I’ve been to Texas a few times… I’ve been fortunate in my day to have worked for two companies based in Dallas so I traveled there quite a bit. Once while I was there it snowed and was told I brought the snow 🙂
My mother has told me that my Non-Teablog is weird. I must be doing something right. She also sent me the following list. Finally, a use for one of these annoying mass emails. Enjoy:
THINGS I LEARNED LIVING IN TEXAS …
A possum is a flat animal that sleeps in the middle of the road.
There are 5,000 types of snakes and 4,998 of them live in Texas .
There are 10,000 types of spiders. All 10,000 of them live in Texas , plus
a couple no one’s seen before.
If it grows, it’ll stick ya. If it crawls, it’ll bite cha.
Onced and Twiced are words.
It is not a shopping cart, it is a buggy!
Jawl-P? means, Did you all go to the bathroom?
People actually grow, eat and like okra.
Fixinto is one word. It means I’m going to do that.
There is no such thing as lunch. There is only dinner and then there’s
Backwards and forwards means I know everything about you.
The word jeet is actually a question meaning, ‘Did you eat?’
You don’t have to wear a watch, because it doesn’t matter what time it
is, you work until you’re done or it’s too dark to see.
You don’t PUSH buttons, you MASH em.
Ya’ll is singular. All ya’ll is plural. (This one I disagree with. If ya’ll must be used, it’s most definitely plural)
All the festivals across the state are named after a fruit, vegetable,
grain, insect, or animal.
You carry jumper cables in your car – for your OWN car.
You only own five spices: salt, pepper, mustard, Tabasco and ketchup.
The local papers cover national and international news on one page, but
require 6 pages for local high school sports, the motor sports, and
You think that the first day of deer season is a national holiday.
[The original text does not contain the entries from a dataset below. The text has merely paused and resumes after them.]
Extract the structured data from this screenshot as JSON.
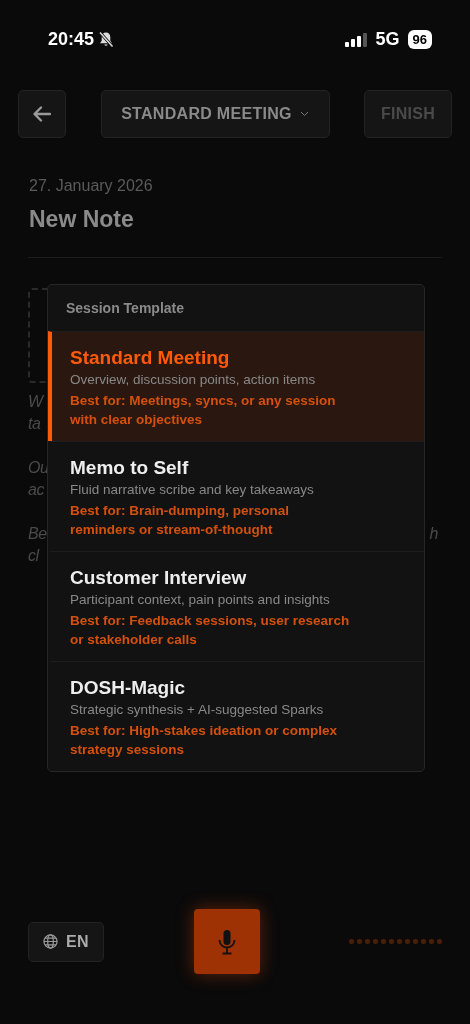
{
  "status_bar": {
    "time": "20:45",
    "network": "5G",
    "battery": "96"
  },
  "header": {
    "template_button": "STANDARD MEETING",
    "finish_button": "FINISH",
    "finish_disabled": true
  },
  "note": {
    "date": "27. January 2026",
    "title": "New Note"
  },
  "hint_fragments": [
    {
      "left": "W"
    },
    {
      "left": "ta"
    },
    {
      "left": "Ou"
    },
    {
      "left": "ac"
    },
    {
      "left": "Be",
      "right": "h"
    },
    {
      "left": "cl"
    }
  ],
  "template_menu": {
    "heading": "Session Template",
    "items": [
      {
        "title": "Standard Meeting",
        "description": "Overview, discussion points, action items",
        "best_for": "Best for: Meetings, syncs, or any session with clear objectives",
        "selected": true
      },
      {
        "title": "Memo to Self",
        "description": "Fluid narrative scribe and key takeaways",
        "best_for": "Best for: Brain-dumping, personal reminders or stream-of-thought",
        "selected": false
      },
      {
        "title": "Customer Interview",
        "description": "Participant context, pain points and insights",
        "best_for": "Best for: Feedback sessions, user research or stakeholder calls",
        "selected": false
      },
      {
        "title": "DOSH-Magic",
        "description": "Strategic synthesis + AI-suggested Sparks",
        "best_for": "Best for: High-stakes ideation or complex strategy sessions",
        "selected": false
      }
    ]
  },
  "bottom_bar": {
    "language_button": "EN",
    "recording": false
  }
}
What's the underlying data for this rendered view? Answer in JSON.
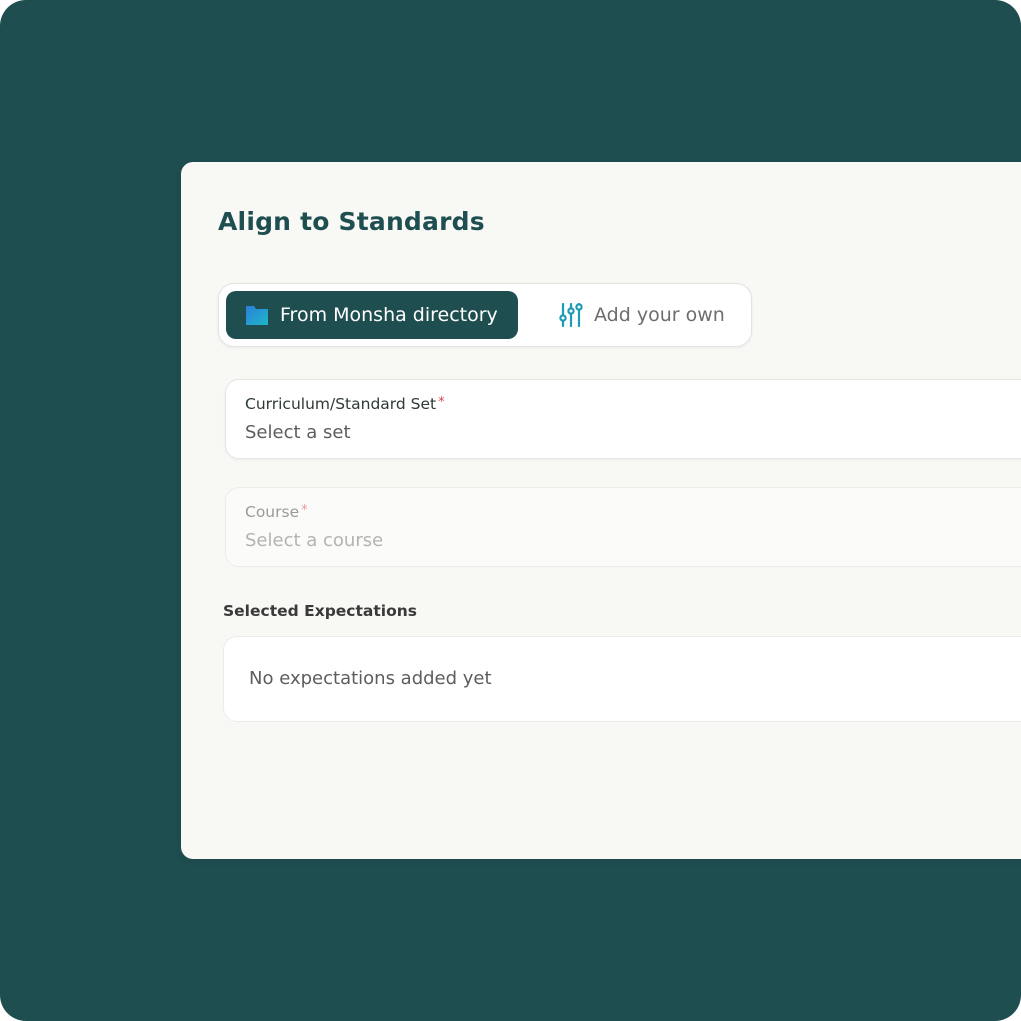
{
  "dialog": {
    "title": "Align to Standards"
  },
  "source_toggle": {
    "options": [
      {
        "label": "From Monsha directory",
        "icon": "folder-icon",
        "selected": true
      },
      {
        "label": "Add your own",
        "icon": "sliders-icon",
        "selected": false
      }
    ]
  },
  "fields": {
    "curriculum": {
      "label": "Curriculum/Standard Set",
      "required_mark": "*",
      "placeholder": "Select a set"
    },
    "course": {
      "label": "Course",
      "required_mark": "*",
      "placeholder": "Select a course",
      "disabled": true
    }
  },
  "expectations": {
    "heading": "Selected Expectations",
    "empty_text": "No expectations added yet"
  },
  "colors": {
    "background": "#1f4e50",
    "accent": "#1f4e50",
    "panel": "#f8f8f5",
    "required": "#d94a4a"
  }
}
You know what a hissy fit is and you don’t have em you pitch em
Fried catfish is the other white meat.
We don’t need no dang Driver’s Ed. If our mama says we can drive, we can